Mexican Americans in the Public ConsciousnessMarco Portales
In this groundbreaking analysis, Marco Portales examines the way in which education and the media act as immobilizing social forces to shape the Latino world that exists despite the best efforts of many Mexican Americans and other Latinos. The delicate relationships between what Latinos are and what they seem to be, as perceived both by the larger society and by Latinos themselves, create and craft a culture that students of American culture have not sufficiently studied or understood.
As bandidos or gigolos, drug users or unwed mothers, Latinos continue to figure in the public consciousness primarily as undesirables. Despite decades of effort by Spanish-speaking Americans to improve their image in the United States, Mexican Americans and other resident Latinos are still largely perceived by other Americans as poverty-stricken immigrants and as second-class citizens. Accordingly, the great majority of Latino citizens receive substandard educations, equipping them for substandard jobs in substandard living environments.
The lives of Mexican Americans and other Latinos, Portales contends, can best be illuminated by looking at the history of Chicanos and particularly through Chicano literature, which dramatizes the impact of education and the media on Latinos. Like Irish literature, Chicano literature has sought to articulate and to establish itself as a postcolonial voice that has struggled for national attention. Through psychological and sociopolitical representations, Chicano writers have variously used anger, indifference, fear, accommodation, and other conflicting emotions and attitudes to express how it feels to be seen as an immigrant or a foreigner in one's own country.
Portales looks at four Chicano literary worksAmerico Paredes' George Washington Gomez, Anthony Quinn's The Original Sin, Sandra Cisneros' House on Mango Street, and Ana Castillo's Massacre of the Dreamersto focus attention on social issues that impede the progress of Latinos. By doing so, he hopes to engage both Latino and non-Latino Americans in an overdue dialogue about the power of education and the media to form perceptions that can either empower or repress Latino citizens.
"In Crowding Out Latinos, Marco Portales sets out to account for the deficiencies found in present day educational practices in connection with Chicano youth.... He makes it clear that viewing Hispanics as one undifferentiated mass leads to dangerous stereotypes and a tendency to erase particular cultural identities."
—Emory Elliot, Distinguished Professor of English and Director, Center for Ideas and Society, University of California, Riverside
"In his book, Crowding Out Latinos: Mexican Americans in the Public Consciousness, Professor Marco Portales argues convincingly that Hispanics have been excluded from american society, and marshals an impressive amount of evidence to support this thesis."
—Ishmael Reed, Professor of English, University of California, Berkeley
"In Crowding Out Latinos, Marco Portales draws from Chicano/a literature, sociology, and demographic studies in order to understand the current status and future of one of the largest and fastest growing populations in the U.S. His argument will fuel much needed debate on educational policies and the importance of Mexican Americans to the well-being of the U.S. society in general."
—Teresa McKenna, Associate Professor of English, University of Southern California, Los Angeles
"This volume looks at how writers such as Americo Paredes, Sandra Cisneros, and Ana Castillo have addressed the historical disenfranchisement of Latinos in the United States and the realities of Latino life.
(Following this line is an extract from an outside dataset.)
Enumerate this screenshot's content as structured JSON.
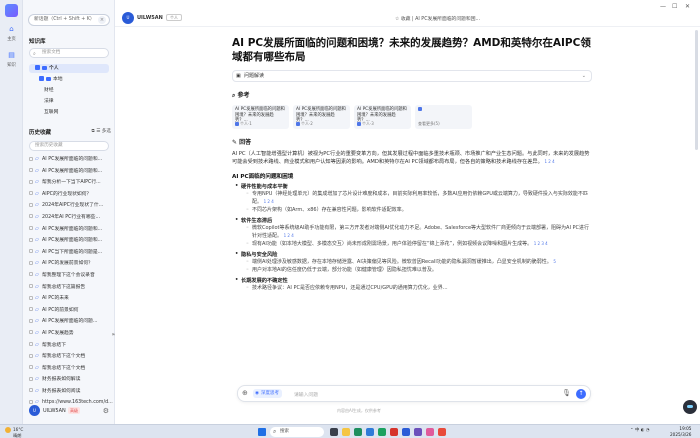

Marco Portales examines these authors' texts as interventions into the problematic educations that most students receive in the nation's schools, which, he argues, substantially contribute to the troubled relationship between the American media and Latinos."